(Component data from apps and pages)
-*-*-

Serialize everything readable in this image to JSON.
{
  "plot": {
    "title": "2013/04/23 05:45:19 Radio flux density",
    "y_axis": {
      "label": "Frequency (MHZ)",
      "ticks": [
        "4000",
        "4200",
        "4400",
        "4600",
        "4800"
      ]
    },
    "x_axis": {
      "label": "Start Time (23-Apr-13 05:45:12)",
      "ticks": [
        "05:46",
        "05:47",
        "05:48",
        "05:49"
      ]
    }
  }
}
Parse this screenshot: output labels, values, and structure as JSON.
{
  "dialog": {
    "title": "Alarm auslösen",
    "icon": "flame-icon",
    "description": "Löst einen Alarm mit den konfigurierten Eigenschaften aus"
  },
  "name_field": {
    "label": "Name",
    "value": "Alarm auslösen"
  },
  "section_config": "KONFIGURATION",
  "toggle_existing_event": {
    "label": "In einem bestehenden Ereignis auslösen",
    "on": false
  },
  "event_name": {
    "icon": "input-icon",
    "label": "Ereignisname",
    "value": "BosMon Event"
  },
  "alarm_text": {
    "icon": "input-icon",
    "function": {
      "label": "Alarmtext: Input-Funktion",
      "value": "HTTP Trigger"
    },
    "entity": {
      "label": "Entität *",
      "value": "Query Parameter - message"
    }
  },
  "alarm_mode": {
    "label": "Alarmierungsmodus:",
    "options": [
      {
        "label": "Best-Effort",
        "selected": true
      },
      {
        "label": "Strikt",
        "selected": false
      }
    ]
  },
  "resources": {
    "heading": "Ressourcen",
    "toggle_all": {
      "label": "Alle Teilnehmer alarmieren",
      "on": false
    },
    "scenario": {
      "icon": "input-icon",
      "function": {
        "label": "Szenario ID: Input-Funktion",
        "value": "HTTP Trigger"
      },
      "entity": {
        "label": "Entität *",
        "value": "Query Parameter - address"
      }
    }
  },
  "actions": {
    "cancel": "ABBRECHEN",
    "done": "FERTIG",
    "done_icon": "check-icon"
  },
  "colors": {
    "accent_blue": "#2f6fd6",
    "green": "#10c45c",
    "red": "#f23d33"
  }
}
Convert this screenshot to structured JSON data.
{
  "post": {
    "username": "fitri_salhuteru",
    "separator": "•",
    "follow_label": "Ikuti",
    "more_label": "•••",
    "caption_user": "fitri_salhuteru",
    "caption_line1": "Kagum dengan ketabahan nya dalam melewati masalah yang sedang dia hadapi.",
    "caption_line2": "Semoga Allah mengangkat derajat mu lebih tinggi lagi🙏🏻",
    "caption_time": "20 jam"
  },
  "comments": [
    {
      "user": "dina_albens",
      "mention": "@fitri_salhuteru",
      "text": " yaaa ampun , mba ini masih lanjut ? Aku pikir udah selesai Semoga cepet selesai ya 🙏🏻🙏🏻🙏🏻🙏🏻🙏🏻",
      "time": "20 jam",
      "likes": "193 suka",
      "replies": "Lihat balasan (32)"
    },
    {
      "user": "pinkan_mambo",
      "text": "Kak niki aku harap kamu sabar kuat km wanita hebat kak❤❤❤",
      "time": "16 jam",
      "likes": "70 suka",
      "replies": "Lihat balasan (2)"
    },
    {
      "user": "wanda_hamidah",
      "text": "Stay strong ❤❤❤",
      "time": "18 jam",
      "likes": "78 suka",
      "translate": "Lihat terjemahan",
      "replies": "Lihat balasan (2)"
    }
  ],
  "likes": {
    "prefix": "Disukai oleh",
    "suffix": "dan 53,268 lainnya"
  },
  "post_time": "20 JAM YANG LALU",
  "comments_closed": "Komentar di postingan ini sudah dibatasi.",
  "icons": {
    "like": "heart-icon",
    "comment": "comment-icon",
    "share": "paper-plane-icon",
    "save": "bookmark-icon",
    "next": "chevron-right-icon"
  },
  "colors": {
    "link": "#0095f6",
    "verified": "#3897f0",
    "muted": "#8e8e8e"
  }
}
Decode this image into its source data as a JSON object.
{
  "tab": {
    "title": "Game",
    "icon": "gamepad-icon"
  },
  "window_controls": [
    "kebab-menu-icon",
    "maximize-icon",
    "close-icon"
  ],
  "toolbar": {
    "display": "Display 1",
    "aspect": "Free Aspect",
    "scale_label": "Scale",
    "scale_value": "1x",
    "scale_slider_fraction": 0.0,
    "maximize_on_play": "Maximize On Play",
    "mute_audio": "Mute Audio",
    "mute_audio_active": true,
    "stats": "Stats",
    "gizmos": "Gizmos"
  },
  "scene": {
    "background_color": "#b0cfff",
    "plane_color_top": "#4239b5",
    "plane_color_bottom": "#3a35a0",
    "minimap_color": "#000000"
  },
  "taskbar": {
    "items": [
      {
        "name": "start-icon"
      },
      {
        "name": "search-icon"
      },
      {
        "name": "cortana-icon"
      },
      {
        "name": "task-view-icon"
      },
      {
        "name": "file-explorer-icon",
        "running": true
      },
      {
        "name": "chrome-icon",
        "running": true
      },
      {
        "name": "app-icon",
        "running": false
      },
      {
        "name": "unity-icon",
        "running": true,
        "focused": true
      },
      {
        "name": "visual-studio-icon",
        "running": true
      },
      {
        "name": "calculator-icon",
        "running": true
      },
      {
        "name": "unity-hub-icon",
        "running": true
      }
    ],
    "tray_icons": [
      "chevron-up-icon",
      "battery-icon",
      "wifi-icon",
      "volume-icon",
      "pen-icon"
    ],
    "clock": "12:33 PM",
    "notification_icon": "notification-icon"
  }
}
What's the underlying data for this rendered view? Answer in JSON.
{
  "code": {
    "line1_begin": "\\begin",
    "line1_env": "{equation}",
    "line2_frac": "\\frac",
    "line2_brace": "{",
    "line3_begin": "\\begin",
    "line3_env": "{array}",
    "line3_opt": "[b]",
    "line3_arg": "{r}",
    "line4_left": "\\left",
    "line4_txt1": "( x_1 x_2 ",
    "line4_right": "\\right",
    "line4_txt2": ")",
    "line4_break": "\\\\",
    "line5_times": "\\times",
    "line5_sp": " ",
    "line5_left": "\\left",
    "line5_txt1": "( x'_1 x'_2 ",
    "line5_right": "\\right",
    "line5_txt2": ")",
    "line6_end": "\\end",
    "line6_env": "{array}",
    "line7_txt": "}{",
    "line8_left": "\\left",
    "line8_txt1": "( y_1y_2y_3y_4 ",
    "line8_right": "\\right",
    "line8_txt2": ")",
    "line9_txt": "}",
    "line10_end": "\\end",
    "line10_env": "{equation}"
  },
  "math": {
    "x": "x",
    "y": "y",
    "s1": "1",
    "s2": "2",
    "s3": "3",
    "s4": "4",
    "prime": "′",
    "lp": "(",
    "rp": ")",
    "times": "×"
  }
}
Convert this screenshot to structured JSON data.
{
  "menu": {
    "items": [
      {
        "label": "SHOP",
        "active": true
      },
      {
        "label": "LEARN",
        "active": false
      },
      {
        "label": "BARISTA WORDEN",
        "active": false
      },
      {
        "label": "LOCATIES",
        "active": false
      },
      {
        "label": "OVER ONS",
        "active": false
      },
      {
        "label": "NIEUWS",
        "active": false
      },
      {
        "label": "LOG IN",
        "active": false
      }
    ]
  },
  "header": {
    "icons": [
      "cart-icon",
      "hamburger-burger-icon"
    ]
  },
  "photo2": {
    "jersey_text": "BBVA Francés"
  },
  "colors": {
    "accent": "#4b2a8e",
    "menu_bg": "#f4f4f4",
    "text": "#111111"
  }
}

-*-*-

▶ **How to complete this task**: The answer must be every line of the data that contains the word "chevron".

▶ **Your solution**:
    "next": "chevron-right-icon"
      "chevron-up-icon",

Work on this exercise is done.